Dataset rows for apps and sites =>

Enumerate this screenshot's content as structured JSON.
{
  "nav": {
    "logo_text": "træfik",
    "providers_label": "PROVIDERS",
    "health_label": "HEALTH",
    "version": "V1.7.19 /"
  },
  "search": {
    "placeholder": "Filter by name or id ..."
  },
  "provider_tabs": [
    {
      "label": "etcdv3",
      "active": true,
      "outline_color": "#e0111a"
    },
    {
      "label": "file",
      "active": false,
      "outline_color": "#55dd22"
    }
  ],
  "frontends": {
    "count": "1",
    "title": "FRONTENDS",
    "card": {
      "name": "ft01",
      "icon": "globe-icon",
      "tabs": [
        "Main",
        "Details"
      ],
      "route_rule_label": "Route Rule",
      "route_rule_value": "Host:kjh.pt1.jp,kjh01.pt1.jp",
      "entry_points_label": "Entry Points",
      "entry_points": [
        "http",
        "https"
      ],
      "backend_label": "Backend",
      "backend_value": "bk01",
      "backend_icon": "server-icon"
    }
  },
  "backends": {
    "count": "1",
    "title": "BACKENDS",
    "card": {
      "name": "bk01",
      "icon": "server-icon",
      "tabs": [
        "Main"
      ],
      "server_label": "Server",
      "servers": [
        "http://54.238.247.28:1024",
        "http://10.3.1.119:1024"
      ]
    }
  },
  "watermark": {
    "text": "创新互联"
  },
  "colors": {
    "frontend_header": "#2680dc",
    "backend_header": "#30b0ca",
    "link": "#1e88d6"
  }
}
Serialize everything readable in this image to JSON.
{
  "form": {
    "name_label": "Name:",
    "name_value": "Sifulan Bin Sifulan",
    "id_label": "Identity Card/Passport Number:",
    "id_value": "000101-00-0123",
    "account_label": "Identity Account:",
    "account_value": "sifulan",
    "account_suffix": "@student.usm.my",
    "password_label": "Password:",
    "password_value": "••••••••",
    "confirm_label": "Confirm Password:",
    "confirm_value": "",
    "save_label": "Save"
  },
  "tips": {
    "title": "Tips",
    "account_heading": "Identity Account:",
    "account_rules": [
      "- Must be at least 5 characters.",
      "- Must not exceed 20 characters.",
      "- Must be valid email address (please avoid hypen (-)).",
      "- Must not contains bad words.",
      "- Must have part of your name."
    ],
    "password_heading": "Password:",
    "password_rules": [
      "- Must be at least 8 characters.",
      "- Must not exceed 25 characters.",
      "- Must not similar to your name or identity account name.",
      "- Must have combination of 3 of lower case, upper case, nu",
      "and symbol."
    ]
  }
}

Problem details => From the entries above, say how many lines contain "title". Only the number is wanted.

Output for this task => 3